The deadlines have been too tight [and] then they were pushing for cheaper prices so you ended up with a perfect storm rather than looking at the best long-term opportunity and then making sure it was installed correctly.

What I’m hoping is that planning horizons will lengthen out so we can work on all these things that historically we’ve not been able to do because there wasn’t enough time. So you bring that planning horizon into a longer more sustainable business and I think that is the right approach.

We’ve got to move into a sustainable industry; solar PV has been a very sustainable product but in the least sustainable industry. You’re giving people a 25 year investment yet the companies installing the stuff aren’t sustainable.

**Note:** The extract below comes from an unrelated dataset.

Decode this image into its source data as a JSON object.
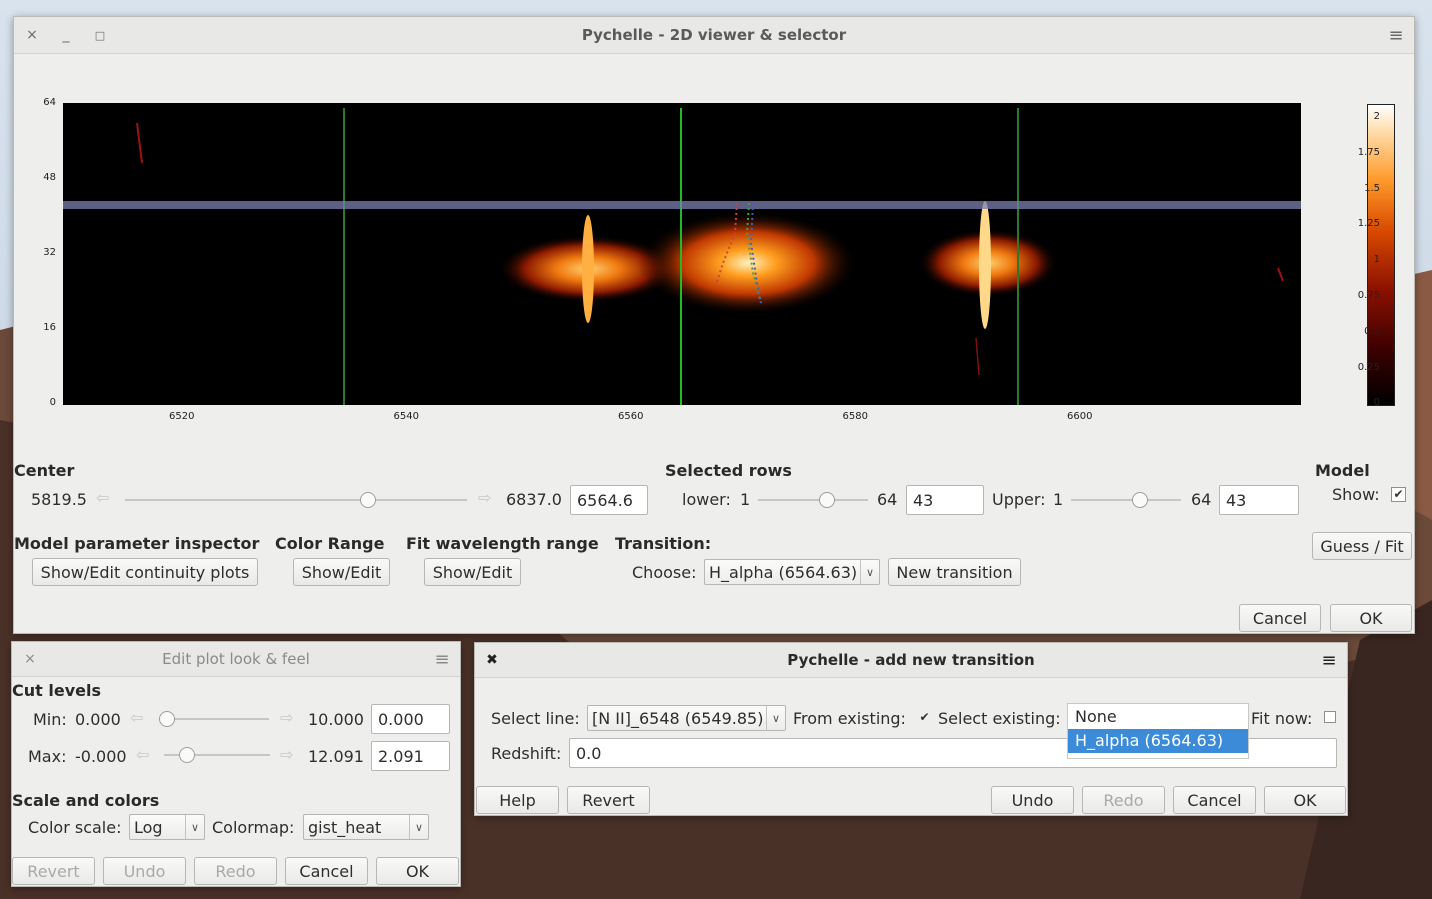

“We’ve got to move into a sustainable industry; solar PV has been a very sustainable product but in the least sustainable industry.”

What new strategies are you looking at for the post-ROC market?

Big industrial users are paying very little for their energy but when you get to people who can take 100kW and use most of it they’re still going to be paying a certain amount for their energy and that makes it very much more viable. You’ve got a slightly higher legal cost but if you then have a generic lease, there’s potentially a little more in it and people can benefit more, so instead of them paying 12p you can probably get it to 8.5-9p.

Aside from PPAs, what other grid scale opportunities do you see for solar development without subsidy?

You’re going to have to have an off-taker. Unless they make sleeving much easier I can’t see that we’re going to get direct into the grid for 5p for a while. I think within four or five years that market will be back on.

[Until then] there’s a huge amount of opportunity out there. We’re seeing the grid open up in some places so we’ve got a number of clients that have 200-250kW [systems] which we’ll be moving into, working on community schemes.

If you look at a lot of the housing developments going in, some of these are going to have massive power needs and I’m not sure where the grid is going to come from. I think there will be an opportunity to set up a micro-grid using gas CHP and microgrids with solar and renewables all plumbed in together and then you become the power company for those housing developments.

Companies like us would be able to lead that and take all that responsibility off the housing developer. The DNOs will struggle to get power out to people and they’re going to be charging a lot of money.

If you can say ‘give us the deal to power your 2,000 houses for the next 25 years, we’ll give you market related prices, say 12p/kW for a whole housing estate’, we could easily do that and get good margins and then the project is very green.

Originally published in Solar Power Portal on 9 March 2017